“[Tax administration] was offered to me, and I didn’t really know a lot about it. But I thought it sounded quite interesting, and I could see how it benefitted the community,” says Honeyman. “It’s not relying on the government for funding. … This is something that is established that will continue on for as long as you have the tax base. And it will continue to grow if you grow your tax base. It’s that step towards self-sufficiency.”
One of the webinar’s key takeaways for Honeyman is that there are resources available to those interested in tax administration. In particular, specific training can be sought by registering for the First Nation Tax Administration program offered by Tulo.
While some level of comfort with math is desired, one doesn’t need to be an accountant in order to become a successful tax administrator, according to Honeyman.
“You need to be a good communicator,” she says. “You need to have a bit of a thicker skin. … You need to be able to take initiative and be decisive.”
As mentioned in the webinar, there are plenty of resources available to support Tax Administrators:
First Nations Tax Administrators Association
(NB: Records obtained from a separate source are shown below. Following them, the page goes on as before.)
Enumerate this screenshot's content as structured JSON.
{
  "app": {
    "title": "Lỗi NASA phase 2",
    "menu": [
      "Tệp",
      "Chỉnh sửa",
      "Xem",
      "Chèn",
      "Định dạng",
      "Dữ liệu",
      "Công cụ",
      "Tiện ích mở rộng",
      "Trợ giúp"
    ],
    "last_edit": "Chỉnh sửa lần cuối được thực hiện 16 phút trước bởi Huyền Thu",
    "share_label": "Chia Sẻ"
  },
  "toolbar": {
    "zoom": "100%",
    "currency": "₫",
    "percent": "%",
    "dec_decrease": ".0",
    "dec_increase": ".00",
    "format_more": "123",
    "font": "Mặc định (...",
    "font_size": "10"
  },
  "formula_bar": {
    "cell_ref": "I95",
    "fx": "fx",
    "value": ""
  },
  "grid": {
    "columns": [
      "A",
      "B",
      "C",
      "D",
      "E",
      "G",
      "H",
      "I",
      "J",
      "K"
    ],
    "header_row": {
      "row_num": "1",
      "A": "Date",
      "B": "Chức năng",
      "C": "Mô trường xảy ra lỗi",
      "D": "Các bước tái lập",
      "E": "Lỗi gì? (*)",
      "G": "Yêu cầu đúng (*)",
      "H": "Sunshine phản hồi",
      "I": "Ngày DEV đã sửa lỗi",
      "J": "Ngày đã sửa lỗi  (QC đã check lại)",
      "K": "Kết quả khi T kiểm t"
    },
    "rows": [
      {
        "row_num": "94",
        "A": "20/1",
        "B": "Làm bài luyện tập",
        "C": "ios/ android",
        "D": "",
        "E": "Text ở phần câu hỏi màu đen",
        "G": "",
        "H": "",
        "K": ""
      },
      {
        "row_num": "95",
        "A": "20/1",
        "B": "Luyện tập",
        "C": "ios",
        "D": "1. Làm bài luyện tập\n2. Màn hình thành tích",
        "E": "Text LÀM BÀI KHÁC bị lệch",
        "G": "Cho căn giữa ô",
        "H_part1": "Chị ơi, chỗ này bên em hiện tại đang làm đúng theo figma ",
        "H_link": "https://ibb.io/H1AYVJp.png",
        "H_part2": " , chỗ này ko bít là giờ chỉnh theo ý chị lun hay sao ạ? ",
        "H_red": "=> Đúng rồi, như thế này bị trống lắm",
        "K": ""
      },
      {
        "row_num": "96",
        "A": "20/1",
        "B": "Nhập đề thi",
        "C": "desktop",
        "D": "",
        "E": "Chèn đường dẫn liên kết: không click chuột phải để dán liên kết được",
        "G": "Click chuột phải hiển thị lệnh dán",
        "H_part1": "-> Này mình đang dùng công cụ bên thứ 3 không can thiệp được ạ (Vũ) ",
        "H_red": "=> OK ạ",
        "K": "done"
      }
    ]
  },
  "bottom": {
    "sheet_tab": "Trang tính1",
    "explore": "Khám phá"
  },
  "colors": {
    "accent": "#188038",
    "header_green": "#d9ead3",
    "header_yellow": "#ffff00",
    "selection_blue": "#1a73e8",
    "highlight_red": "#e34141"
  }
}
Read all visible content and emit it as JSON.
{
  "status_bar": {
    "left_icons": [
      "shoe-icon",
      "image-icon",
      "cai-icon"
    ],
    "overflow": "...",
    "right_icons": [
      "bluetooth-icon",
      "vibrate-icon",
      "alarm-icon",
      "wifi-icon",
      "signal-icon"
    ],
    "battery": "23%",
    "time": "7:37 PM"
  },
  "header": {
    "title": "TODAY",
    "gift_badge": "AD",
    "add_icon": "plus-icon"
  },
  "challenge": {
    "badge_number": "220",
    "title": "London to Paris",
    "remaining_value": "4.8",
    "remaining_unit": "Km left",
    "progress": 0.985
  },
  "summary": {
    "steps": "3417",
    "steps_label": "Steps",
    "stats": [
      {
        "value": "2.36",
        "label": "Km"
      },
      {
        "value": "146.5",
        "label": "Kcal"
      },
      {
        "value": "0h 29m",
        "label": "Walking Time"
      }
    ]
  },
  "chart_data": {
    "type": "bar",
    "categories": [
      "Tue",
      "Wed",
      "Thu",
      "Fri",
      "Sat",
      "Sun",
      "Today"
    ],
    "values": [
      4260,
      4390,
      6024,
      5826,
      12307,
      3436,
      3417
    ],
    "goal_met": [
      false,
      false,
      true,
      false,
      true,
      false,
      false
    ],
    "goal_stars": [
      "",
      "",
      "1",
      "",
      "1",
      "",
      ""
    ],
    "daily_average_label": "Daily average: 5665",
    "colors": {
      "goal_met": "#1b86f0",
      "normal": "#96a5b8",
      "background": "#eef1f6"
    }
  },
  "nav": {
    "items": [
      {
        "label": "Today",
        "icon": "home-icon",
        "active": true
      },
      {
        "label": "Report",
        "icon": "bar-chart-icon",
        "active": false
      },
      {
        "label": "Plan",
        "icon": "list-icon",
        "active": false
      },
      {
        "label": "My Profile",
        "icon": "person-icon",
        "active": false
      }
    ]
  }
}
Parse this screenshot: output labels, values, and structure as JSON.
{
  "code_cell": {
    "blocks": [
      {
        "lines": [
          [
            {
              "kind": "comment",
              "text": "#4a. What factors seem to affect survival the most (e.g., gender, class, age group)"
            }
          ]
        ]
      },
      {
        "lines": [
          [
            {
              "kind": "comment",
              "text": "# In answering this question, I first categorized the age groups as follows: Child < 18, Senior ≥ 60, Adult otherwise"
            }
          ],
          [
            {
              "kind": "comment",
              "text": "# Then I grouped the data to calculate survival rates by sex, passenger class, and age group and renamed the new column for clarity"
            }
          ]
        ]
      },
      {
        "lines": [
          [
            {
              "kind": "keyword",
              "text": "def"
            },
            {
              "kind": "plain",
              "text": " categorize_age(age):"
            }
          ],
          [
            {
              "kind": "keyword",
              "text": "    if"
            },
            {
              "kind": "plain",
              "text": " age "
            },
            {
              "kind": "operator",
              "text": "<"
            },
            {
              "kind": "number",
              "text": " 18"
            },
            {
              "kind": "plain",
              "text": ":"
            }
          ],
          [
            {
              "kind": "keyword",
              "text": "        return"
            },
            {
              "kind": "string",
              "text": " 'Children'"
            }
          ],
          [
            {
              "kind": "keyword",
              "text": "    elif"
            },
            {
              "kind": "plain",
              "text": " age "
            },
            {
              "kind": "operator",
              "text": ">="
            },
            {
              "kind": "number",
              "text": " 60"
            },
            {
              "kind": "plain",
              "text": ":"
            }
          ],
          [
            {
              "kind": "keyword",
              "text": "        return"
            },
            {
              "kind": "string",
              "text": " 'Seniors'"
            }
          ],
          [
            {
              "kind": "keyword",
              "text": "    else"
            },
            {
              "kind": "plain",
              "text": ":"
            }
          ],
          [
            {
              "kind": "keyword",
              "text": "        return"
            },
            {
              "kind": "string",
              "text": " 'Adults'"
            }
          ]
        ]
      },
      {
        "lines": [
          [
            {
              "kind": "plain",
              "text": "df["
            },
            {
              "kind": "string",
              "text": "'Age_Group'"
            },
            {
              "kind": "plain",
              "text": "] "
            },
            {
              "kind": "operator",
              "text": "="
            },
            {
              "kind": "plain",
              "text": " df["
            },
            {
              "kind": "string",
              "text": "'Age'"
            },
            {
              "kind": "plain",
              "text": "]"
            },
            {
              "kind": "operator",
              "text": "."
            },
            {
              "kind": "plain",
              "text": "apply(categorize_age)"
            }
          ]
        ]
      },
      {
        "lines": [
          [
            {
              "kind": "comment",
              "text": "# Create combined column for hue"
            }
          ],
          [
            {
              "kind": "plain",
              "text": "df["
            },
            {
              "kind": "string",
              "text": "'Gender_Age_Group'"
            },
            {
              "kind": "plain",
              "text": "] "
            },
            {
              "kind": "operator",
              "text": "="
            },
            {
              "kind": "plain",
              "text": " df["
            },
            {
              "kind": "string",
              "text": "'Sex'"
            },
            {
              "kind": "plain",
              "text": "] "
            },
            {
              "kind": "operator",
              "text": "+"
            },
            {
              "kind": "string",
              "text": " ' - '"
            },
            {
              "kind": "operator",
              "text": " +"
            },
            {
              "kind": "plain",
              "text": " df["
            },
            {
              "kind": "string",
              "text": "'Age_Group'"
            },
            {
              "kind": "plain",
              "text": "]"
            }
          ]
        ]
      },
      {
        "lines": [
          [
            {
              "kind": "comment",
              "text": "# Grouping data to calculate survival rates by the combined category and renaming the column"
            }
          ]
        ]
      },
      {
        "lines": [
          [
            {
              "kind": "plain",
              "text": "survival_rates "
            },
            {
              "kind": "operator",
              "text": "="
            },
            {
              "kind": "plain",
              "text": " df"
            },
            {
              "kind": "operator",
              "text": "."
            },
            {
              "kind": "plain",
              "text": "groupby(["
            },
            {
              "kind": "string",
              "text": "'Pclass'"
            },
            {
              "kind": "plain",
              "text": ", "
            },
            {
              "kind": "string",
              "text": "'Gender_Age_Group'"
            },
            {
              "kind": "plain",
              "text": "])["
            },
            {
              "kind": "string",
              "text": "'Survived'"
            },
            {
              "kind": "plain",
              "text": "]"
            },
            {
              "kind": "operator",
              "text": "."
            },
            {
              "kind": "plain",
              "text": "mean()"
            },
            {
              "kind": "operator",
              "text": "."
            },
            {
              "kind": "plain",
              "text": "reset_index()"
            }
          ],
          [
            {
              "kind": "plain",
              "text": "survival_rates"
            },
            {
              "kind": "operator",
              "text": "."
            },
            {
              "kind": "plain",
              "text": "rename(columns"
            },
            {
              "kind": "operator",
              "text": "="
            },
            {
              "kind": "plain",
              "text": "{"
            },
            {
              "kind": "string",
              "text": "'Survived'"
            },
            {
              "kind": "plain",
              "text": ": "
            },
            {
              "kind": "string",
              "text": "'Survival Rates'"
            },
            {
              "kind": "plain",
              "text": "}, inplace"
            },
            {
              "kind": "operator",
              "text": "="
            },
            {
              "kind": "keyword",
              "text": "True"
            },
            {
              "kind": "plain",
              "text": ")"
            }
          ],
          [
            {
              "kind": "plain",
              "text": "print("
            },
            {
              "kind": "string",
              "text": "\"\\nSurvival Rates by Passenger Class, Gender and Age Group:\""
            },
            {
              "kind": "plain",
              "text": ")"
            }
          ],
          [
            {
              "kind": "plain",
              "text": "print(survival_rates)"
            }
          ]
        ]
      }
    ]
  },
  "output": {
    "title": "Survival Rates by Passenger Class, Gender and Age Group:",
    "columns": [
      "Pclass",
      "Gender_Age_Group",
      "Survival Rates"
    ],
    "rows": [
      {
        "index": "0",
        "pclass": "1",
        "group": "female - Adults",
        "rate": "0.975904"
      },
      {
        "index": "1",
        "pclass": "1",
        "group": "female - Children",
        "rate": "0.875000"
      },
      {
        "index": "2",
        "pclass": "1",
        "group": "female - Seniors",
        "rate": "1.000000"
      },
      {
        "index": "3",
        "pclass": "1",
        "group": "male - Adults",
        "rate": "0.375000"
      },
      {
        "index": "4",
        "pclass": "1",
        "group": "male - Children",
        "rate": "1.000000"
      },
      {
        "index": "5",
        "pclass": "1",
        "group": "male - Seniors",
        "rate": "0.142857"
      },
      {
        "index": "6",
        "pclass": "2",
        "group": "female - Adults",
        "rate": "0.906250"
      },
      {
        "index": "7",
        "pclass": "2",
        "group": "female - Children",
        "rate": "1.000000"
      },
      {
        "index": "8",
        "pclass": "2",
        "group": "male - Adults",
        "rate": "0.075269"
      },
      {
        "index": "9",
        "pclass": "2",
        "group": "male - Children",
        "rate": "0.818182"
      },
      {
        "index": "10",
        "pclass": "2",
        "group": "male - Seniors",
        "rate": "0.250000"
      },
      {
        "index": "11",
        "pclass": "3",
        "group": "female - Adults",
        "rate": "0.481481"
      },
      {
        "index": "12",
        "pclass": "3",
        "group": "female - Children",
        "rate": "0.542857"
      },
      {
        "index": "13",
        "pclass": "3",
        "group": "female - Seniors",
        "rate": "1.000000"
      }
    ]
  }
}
The FNTAA is committed to advancing the professional management of First Nations property taxation systems. The FNTAA supports its members by offering an Annual National Forum, distributing newsletters and information bulletins, providing mentors, promoting education opportunities and serving as an advocate for best practices.
info@fntaa | www.fntaa.ca
Tax Administration System
TAS is a simple and powerful administrative tool designed to help tax administrators efficiently manage the complete annual property tax cycle.
Tulo Centre of Indigenous Economics
The Tulo Centre delivers programs that offer Indigenous people and communities the tools to build capacity and generate revenue, leading to lasting individual and community prosperity. The Certificate in First Nation Tax Administration provides the knowledge and skills needed to design and operate a taxation system using the powers outlined in the First Nations Fiscal Management Act.
email@example.com | www.tulo.ca
First Nations Tax Commission
The FNTC helps First Nation governments build and maintain fair, efficient property tax regimes and to ensure those First Nation communities, and their taxpayers alike, receive the maximum benefit from those systems. Contact the FNTC for assistance with law development or other questions. The FNTC also offers presentations, workshops and other support.
firstname.lastname@example.org | www.fntc.ca